In Europe, despite the uncertainty around the unresolved sovereign debt crisis, prime real estate assets in core markets (primarily gateway cities), such as London and Paris, are still looked upon as safe investments. A polarization of the marketplace has occurred as investors with a flight-to-quality mentality focus on core cities in Western and Central Europe and the Nordic countries. In the United Kingdom, the limited availability of debt has affected the volume of transactions in the market, with major U.K. banks still nursing extensive legacy issues and being somewhat reluctant to lend to the hotel sector, aside from low-risk, single asset deals. In Germany, investor interest in hotels remains high; real estate is still seen as a relatively stable asset with regular cash flows.
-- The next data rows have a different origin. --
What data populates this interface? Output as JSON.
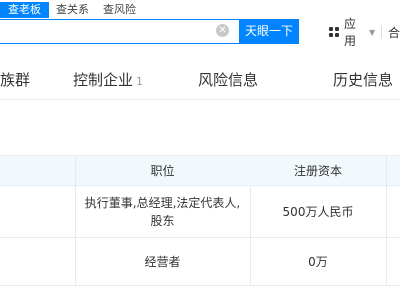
{
  "search_tabs": [
    "查老板",
    "查关系",
    "查风险"
  ],
  "search": {
    "value": "",
    "button_label": "天眼一下"
  },
  "header_right": {
    "app_label": "应用",
    "cut_label": "合"
  },
  "nav": {
    "items": [
      {
        "label": "族群"
      },
      {
        "label": "控制企业",
        "count": "1"
      },
      {
        "label": "风险信息"
      },
      {
        "label": "历史信息"
      }
    ]
  },
  "table": {
    "headers": {
      "position": "职位",
      "capital": "注册资本"
    },
    "rows": [
      {
        "position_line1": "执行董事,总经理,法定代表人,",
        "position_line2": "股东",
        "capital": "500万人民币"
      },
      {
        "position_line1": "经营者",
        "position_line2": "",
        "capital": "0万"
      }
    ]
  },
  "colors": {
    "accent": "#0084ff",
    "header_bg": "#f2f9fc"
  }
}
Consequently, the scarcity of debt has had an impact on the development and transaction markets; investors with cash available are at a clear advantage.

In Asia, although the real estate market fundamentals and regional economic outlook are positive, investors have become more cautious in light of the geopolitical events that have started to affect sentiment. Return requirements of both equity and debt have widened, and in many markets, investors are required to commit additional equity. China remains a bright spot as both foreign and domestic investors continue to focus on increasing their portfolios in the country. Since China is still a growing and developing market, the country is focusing on the stability and development of its real estate market. As a result, developers had more difficulties in obtaining capital from traditional means in 2011, and some are using alternative sources for financing. Still others are looking for opportunities to form partnerships with foreign investors in order to gain access to capital. Japan also continues to be a focal point as one of the region’s most active countries for investment and transactions.6 Core foreign funds continue to move forward with due diligence, and opportunistic funds are seeking deals because of the significant availability of capital ready to deploy.

Around the globe, despite the recent volatility in the global financial markets, existing real estate investment trusts and IPOs still remain top of mind for many real estate companies as an alternative strategy to fuel growth and as a means by which to access the public equity markets.

Despite the costs and risks associated with operating a publicly traded company, public and going-public real estate companies are using this approach to address capital requirements, reduce debt, take advantage of distressed investment opportunities and capitalize on what is viewed as a prolonged economic and real estate recovery. A public real estate company must consider the common success factors and investment risks of being public, which typically revolve around market, asset, management and balance sheet characteristics.